First, search for the file in the symbols directory which handles the existing assignments for the Function keys. This file is symbols/srvr_ctrl. The entry in this file for F1, which is intended to be modified, is:

FILE /usr/share/X11/xkb/symbols/srvr_ctrlExisting entry for F1
key <FK01> {
	symbols[Group1]= [ F1, F1, F1, F1, XF86_Switch_VT_1 ]

There are two things to note with this entry:

  • It is of type "CTRL+ALT"; it thus takes the standard four shift key settings with Shift and AltGr, plus a fifth setting of Ctrl+Alt. Since the goal is to use Ctrl+Alt+Shift, and there is no suitable existing type, a new one needs to be created.
  • The "action" XF86_Switch_VT_1 is just a defined symbol in the xkb system. Its semantics are given to it by an entry in a file in the compat directory, namely compat/xfree86. There is no symbol XF86_Switch_VT_13 (or higher) - instead, steal the otherwise unused existing symbols F13, F14, ..., F24.
Creating the new type CTRL+ALT+SHIFT

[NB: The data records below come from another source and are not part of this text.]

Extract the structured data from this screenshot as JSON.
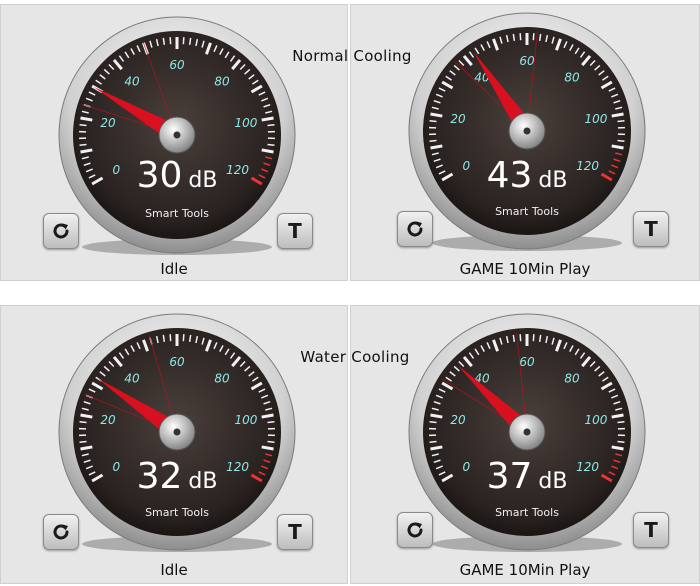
{
  "sections": [
    {
      "title": "Normal Cooling"
    },
    {
      "title": "Water Cooling"
    }
  ],
  "gauges": [
    {
      "value": 30,
      "unit": "dB",
      "brand": "Smart Tools",
      "caption": "Idle"
    },
    {
      "value": 43,
      "unit": "dB",
      "brand": "Smart Tools",
      "caption": "GAME 10Min Play"
    },
    {
      "value": 32,
      "unit": "dB",
      "brand": "Smart Tools",
      "caption": "Idle"
    },
    {
      "value": 37,
      "unit": "dB",
      "brand": "Smart Tools",
      "caption": "GAME 10Min Play"
    }
  ],
  "scale": {
    "min": 0,
    "max": 120,
    "labels": [
      "0",
      "20",
      "40",
      "60",
      "80",
      "100",
      "120"
    ]
  },
  "buttons": {
    "refresh_icon": "refresh-icon",
    "t_label": "T"
  },
  "colors": {
    "tick_label": "#8ee6e6",
    "needle": "#d81020",
    "face": "#2a2321"
  }
}
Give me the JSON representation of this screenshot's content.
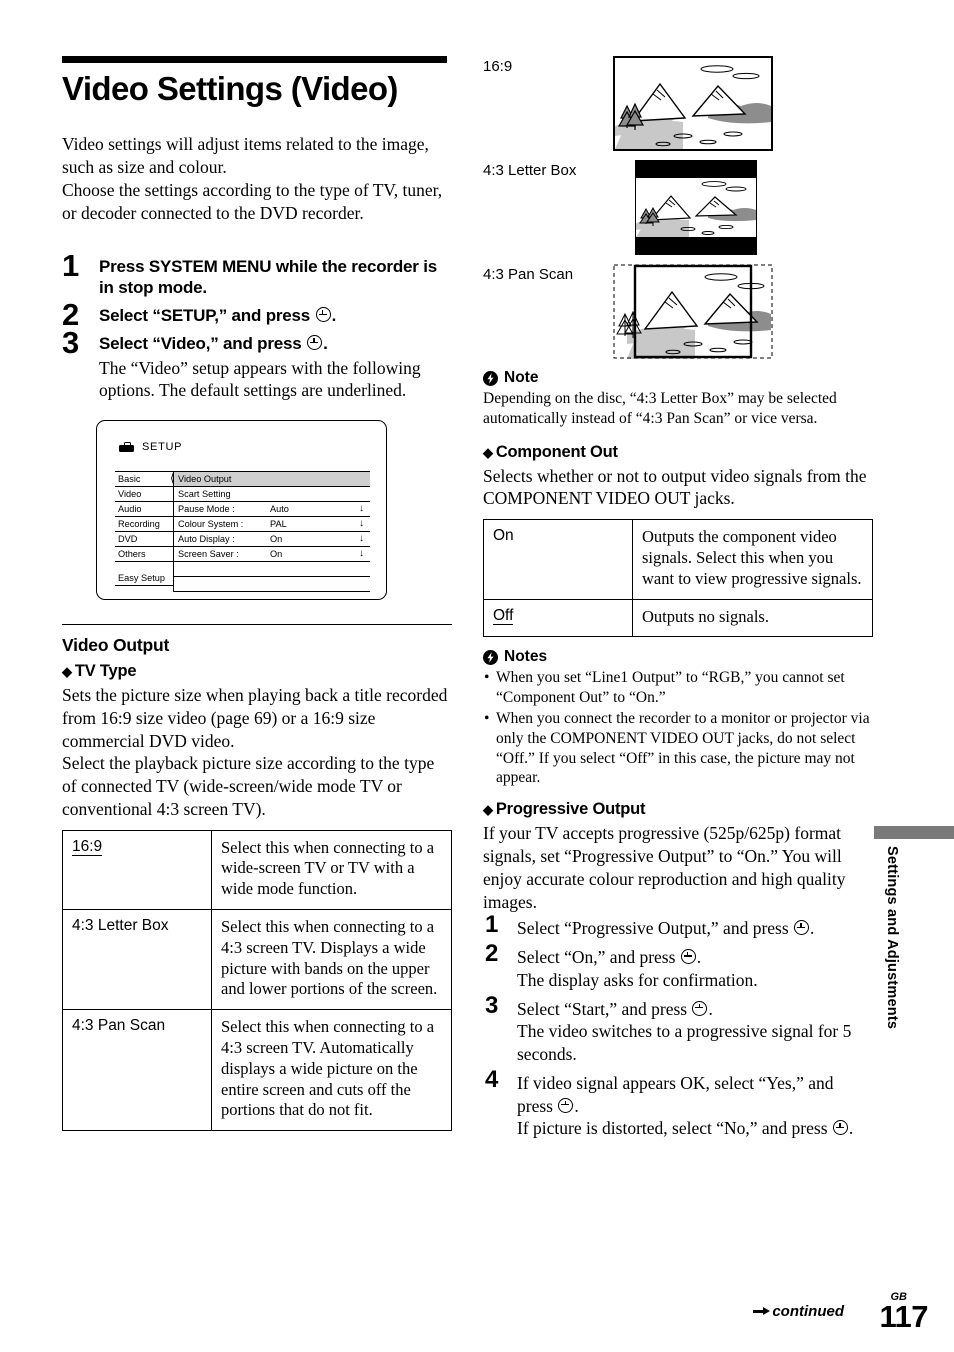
{
  "page": {
    "title": "Video Settings (Video)",
    "intro": "Video settings will adjust items related to the image, such as size and colour.\nChoose the settings according to the type of TV, tuner, or decoder connected to the DVD recorder.",
    "footer_continued": "continued",
    "footer_region": "GB",
    "footer_page": "117",
    "side_tab": "Settings and Adjustments"
  },
  "steps": [
    {
      "num": "1",
      "head": "Press SYSTEM MENU while the recorder is in stop mode.",
      "body": ""
    },
    {
      "num": "2",
      "head": "Select “SETUP,” and press",
      "head_suffix": ".",
      "body": ""
    },
    {
      "num": "3",
      "head": "Select “Video,” and press",
      "head_suffix": ".",
      "body": "The “Video” setup appears with the following options. The default settings are underlined."
    }
  ],
  "osd": {
    "title": "SETUP",
    "icon": "toolbox-icon",
    "categories": [
      "Basic",
      "Video",
      "Audio",
      "Recording",
      "DVD",
      "Others"
    ],
    "easy_setup": "Easy Setup",
    "rows": [
      {
        "key": "Video Output",
        "value": "",
        "arrow": "",
        "selected": true
      },
      {
        "key": "Scart Setting",
        "value": "",
        "arrow": "",
        "selected": false
      },
      {
        "key": "Pause Mode :",
        "value": "Auto",
        "arrow": "↓",
        "selected": false
      },
      {
        "key": "Colour System :",
        "value": "PAL",
        "arrow": "↓",
        "selected": false
      },
      {
        "key": "Auto Display :",
        "value": "On",
        "arrow": "↓",
        "selected": false
      },
      {
        "key": "Screen Saver :",
        "value": "On",
        "arrow": "↓",
        "selected": false
      },
      {
        "key": "",
        "value": "",
        "arrow": "",
        "selected": false
      },
      {
        "key": "",
        "value": "",
        "arrow": "",
        "selected": false
      }
    ]
  },
  "video_output": {
    "heading": "Video Output",
    "tv_type": {
      "heading": "TV Type",
      "body": "Sets the picture size when playing back a title recorded from 16:9 size video (page 69) or a 16:9 size commercial DVD video.\nSelect the playback picture size according to the type of connected TV (wide-screen/wide mode TV or conventional 4:3 screen TV).",
      "options": [
        {
          "key": "16:9",
          "underlined": true,
          "desc": "Select this when connecting to a wide-screen TV or TV with a wide mode function."
        },
        {
          "key": "4:3 Letter Box",
          "underlined": false,
          "desc": "Select this when connecting to a 4:3 screen TV. Displays a wide picture with bands on the upper and lower portions of the screen."
        },
        {
          "key": "4:3 Pan Scan",
          "underlined": false,
          "desc": "Select this when connecting to a 4:3 screen TV. Automatically displays a wide picture on the entire screen and cuts off the portions that do not fit."
        }
      ]
    }
  },
  "illustrations": [
    {
      "label": "16:9",
      "mode": "wide"
    },
    {
      "label": "4:3 Letter Box",
      "mode": "letterbox"
    },
    {
      "label": "4:3 Pan Scan",
      "mode": "panscan"
    }
  ],
  "note_tv_type": {
    "heading": "Note",
    "icon": "note-bolt-icon",
    "body": "Depending on the disc, “4:3 Letter Box” may be selected automatically instead of “4:3 Pan Scan” or vice versa."
  },
  "component_out": {
    "heading": "Component Out",
    "body": "Selects whether or not to output video signals from the COMPONENT VIDEO OUT jacks.",
    "options": [
      {
        "key": "On",
        "underlined": false,
        "desc": "Outputs the component video signals. Select this when you want to view progressive signals."
      },
      {
        "key": "Off",
        "underlined": true,
        "desc": "Outputs no signals."
      }
    ],
    "notes_heading": "Notes",
    "notes": [
      "When you set “Line1 Output” to “RGB,” you cannot set “Component Out” to “On.”",
      "When you connect the recorder to a monitor or projector via only the COMPONENT VIDEO OUT jacks, do not select “Off.” If you select “Off” in this case, the picture may not appear."
    ]
  },
  "progressive_output": {
    "heading": "Progressive Output",
    "body": "If your TV accepts progressive (525p/625p) format signals, set “Progressive Output” to “On.” You will enjoy accurate colour reproduction and high quality images.",
    "steps": [
      {
        "num": "1",
        "line1_a": "Select “Progressive Output,” and press",
        "line1_b": ".",
        "extra": ""
      },
      {
        "num": "2",
        "line1_a": "Select “On,” and press",
        "line1_b": ".",
        "extra": "The display asks for confirmation."
      },
      {
        "num": "3",
        "line1_a": "Select “Start,” and press",
        "line1_b": ".",
        "extra": "The video switches to a progressive signal for 5 seconds."
      },
      {
        "num": "4",
        "line1_a": "If video signal appears OK, select “Yes,” and press",
        "line1_b": ".",
        "extra": "If picture is distorted, select “No,” and press"
      }
    ]
  },
  "colors": {
    "ink": "#000000",
    "menu_highlight": "#cfcfcf",
    "side_tab_bar": "#7a7a7a",
    "scene_light_gray": "#c8c8c8",
    "scene_dark_gray": "#8d8d8d"
  }
}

Having located "CTRL+ALT" in types/pc, it is easy enough to copy it, rename the copy to "CTRL+ALT+SHIFT" and extend this to allow the modifier key combination Ctrl+Alt+Shift. The result looks like this:

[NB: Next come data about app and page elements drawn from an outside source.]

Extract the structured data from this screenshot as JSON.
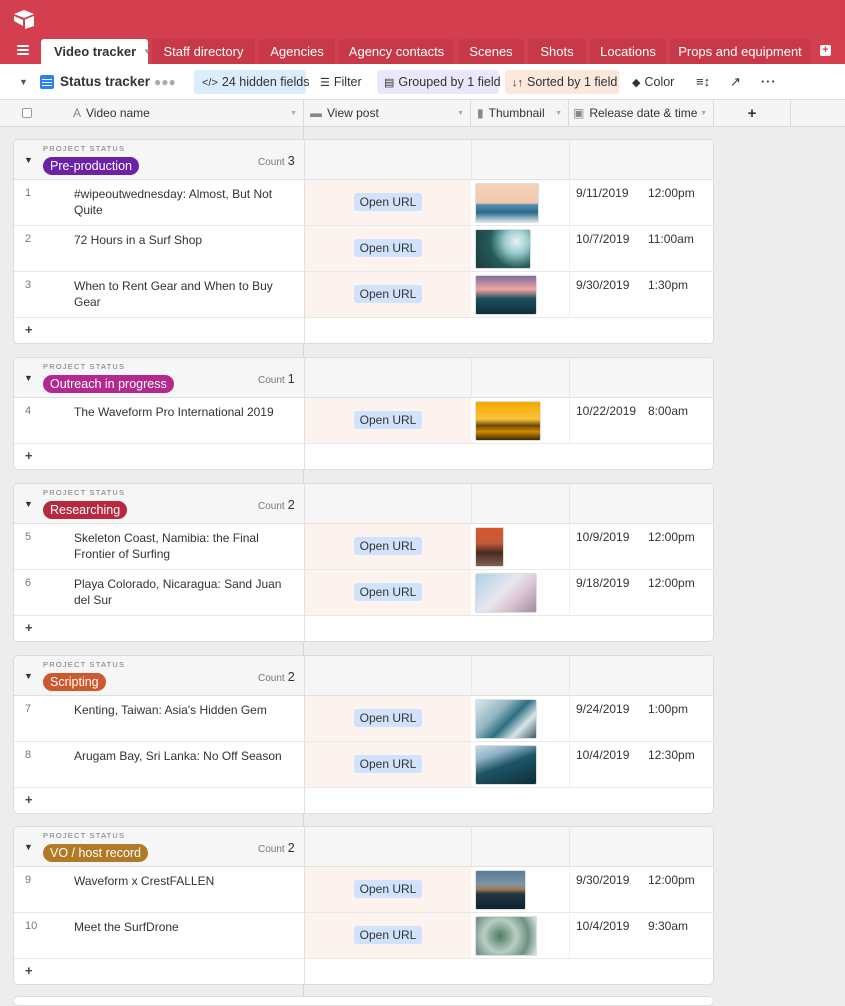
{
  "tabs": [
    {
      "label": "Video tracker",
      "active": true
    },
    {
      "label": "Staff directory"
    },
    {
      "label": "Agencies"
    },
    {
      "label": "Agency contacts"
    },
    {
      "label": "Scenes"
    },
    {
      "label": "Shots"
    },
    {
      "label": "Locations"
    },
    {
      "label": "Props and equipment"
    }
  ],
  "toolbar": {
    "view_name": "Status tracker",
    "hidden_fields": "24 hidden fields",
    "filter": "Filter",
    "grouped": "Grouped by 1 field",
    "sorted": "Sorted by 1 field",
    "color": "Color"
  },
  "columns": {
    "video_name": "Video name",
    "view_post": "View post",
    "thumbnail": "Thumbnail",
    "release": "Release date & time",
    "add": "+"
  },
  "group_label": "PROJECT STATUS",
  "count_label": "Count",
  "open_url_label": "Open URL",
  "groups": [
    {
      "status": "Pre-production",
      "color": "#6b21a8",
      "count": "3",
      "rows": [
        {
          "num": "1",
          "name": "#wipeoutwednesday: Almost, But Not Quite",
          "date": "9/11/2019",
          "time": "12:00pm",
          "thumb": "linear-gradient(180deg,#f6d2b8 0%,#f0c7ad 50%,#4f8fb0 55%,#2c6a8c 75%,#d7e2e8 100%)",
          "tw": 64
        },
        {
          "num": "2",
          "name": "72 Hours in a Surf Shop",
          "date": "10/7/2019",
          "time": "11:00am",
          "thumb": "radial-gradient(circle at 75% 30%,#e8f1f5 0%,#9cc 25%,#245a5a 55%,#1c3c3a 100%)",
          "tw": 56
        },
        {
          "num": "3",
          "name": "When to Rent Gear and When to Buy Gear",
          "date": "9/30/2019",
          "time": "1:30pm",
          "thumb": "linear-gradient(180deg,#7f6da0 0%,#f0a5a0 35%,#1b4f5e 60%,#0e2e36 100%)",
          "tw": 62
        }
      ]
    },
    {
      "status": "Outreach in progress",
      "color": "#b5298e",
      "count": "1",
      "rows": [
        {
          "num": "4",
          "name": "The Waveform Pro International 2019",
          "date": "10/22/2019",
          "time": "8:00am",
          "thumb": "linear-gradient(180deg,#f6a800 0%,#f9c23a 45%,#6a4a0a 62%,#d38a00 78%,#3a2a05 100%)",
          "tw": 66
        }
      ]
    },
    {
      "status": "Researching",
      "color": "#b7293f",
      "count": "2",
      "rows": [
        {
          "num": "5",
          "name": "Skeleton Coast, Namibia: the Final Frontier of Surfing",
          "date": "10/9/2019",
          "time": "12:00pm",
          "thumb": "linear-gradient(180deg,#d5582a 0%,#c35a3a 40%,#4a2a20 65%,#806050 100%)",
          "tw": 29
        },
        {
          "num": "6",
          "name": "Playa Colorado, Nicaragua: Sand Juan del Sur",
          "date": "9/18/2019",
          "time": "12:00pm",
          "thumb": "linear-gradient(135deg,#a9d3e4 0%,#e9e6ee 45%,#d7c1cf 70%,#9f8aa3 100%)",
          "tw": 62
        }
      ]
    },
    {
      "status": "Scripting",
      "color": "#cc5a2e",
      "count": "2",
      "rows": [
        {
          "num": "7",
          "name": "Kenting, Taiwan: Asia's Hidden Gem",
          "date": "9/24/2019",
          "time": "1:00pm",
          "thumb": "linear-gradient(135deg,#dfe8ec 0%,#8fb5c2 35%,#2b6f80 55%,#d9e4e8 75%,#3a5a66 100%)",
          "tw": 62
        },
        {
          "num": "8",
          "name": "Arugam Bay, Sri Lanka: No Off Season",
          "date": "10/4/2019",
          "time": "12:30pm",
          "thumb": "linear-gradient(160deg,#c9dbe6 0%,#8fb1c6 25%,#1d5566 50%,#0d2e38 100%)",
          "tw": 62
        }
      ]
    },
    {
      "status": "VO / host record",
      "color": "#b27a27",
      "count": "2",
      "rows": [
        {
          "num": "9",
          "name": "Waveform x CrestFALLEN",
          "date": "9/30/2019",
          "time": "12:00pm",
          "thumb": "linear-gradient(180deg,#5b7a96 0%,#7d94a6 35%,#a57a52 48%,#223646 60%,#10222e 100%)",
          "tw": 51
        },
        {
          "num": "10",
          "name": "Meet the SurfDrone",
          "date": "10/4/2019",
          "time": "9:30am",
          "thumb": "radial-gradient(circle at 40% 50%,#4f7a62 0%,#b9cdc4 40%,#6f9282 70%,#dfe8e4 100%)",
          "tw": 62
        }
      ]
    }
  ]
}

FILE /usr/share/X11/xkb/types/pcCreating a new type
        modifiers = Control+Alt+Shift+LevelThree;
        map[None] = Level1;
        map[Shift] = Level2;
        map[LevelThree] = Level3;
        map[Shift+LevelThree] = Level4;
        map[Control+Alt] = Level5;
        map[Shift+Control+Alt] = Level6;
        preserve[Shift] = Shift;
        preserve[Shift+LevelThree] = Shift;
        level_name[Level1] = "Base";
        level_name[Level2] = "Shift";
        level_name[Level3] = "Alt Base";
        level_name[Level4] = "Shift Alt";
        level_name[Level5] = "Ctrl+Alt";
        level_name[Level6] = "Ctrl+Alt+Shift";
Activating the symbols F13, ..., F24

The symbol XF86_Switch_VT_1 is swiftly located in compat/xfree86. It is a simple matter to copy its form, creating assignments for the symbols F13, ..., F24. The definition for the first of these symbols, F13, in compat/xfree86 then looks like:

FILE /usr/share/X11/xkb/compat/xfree86Assigning an action to a symbol
interpret  F13 {
        action = SwitchScreen(Screen=13, !SameServer);

Analogous definitions for F14, ..., F24 should also be put into the file.

Amending the entries in symbols for keys F1, ..., F12

Now that the new type CTRL+ALT+SHIFT and definitions for the symbols F13, ..., F24 are defined, amend the key definitions for the function keys in symbols/srvr_ctrl. The one for F1 is mentioned below, analogous definitions also need to be inserted for the other function keys:

FILE /usr/share/X11/xkb/symbols/srvr_ctrlRedefinition of function key
key <FK01> {
	symbols[Group1]= [ F1, F1, F13, F1, XF86_Switch_VT_1, F13 ]

After making these changes to types/pc, compat/xfree86, and symbols/srvr_ctrl, and restarting the X server, switching from X directly to virtual terminals 13 and above is now possible - provided that these have been configured in the /etc/inittab (or systemd equivalent) of course.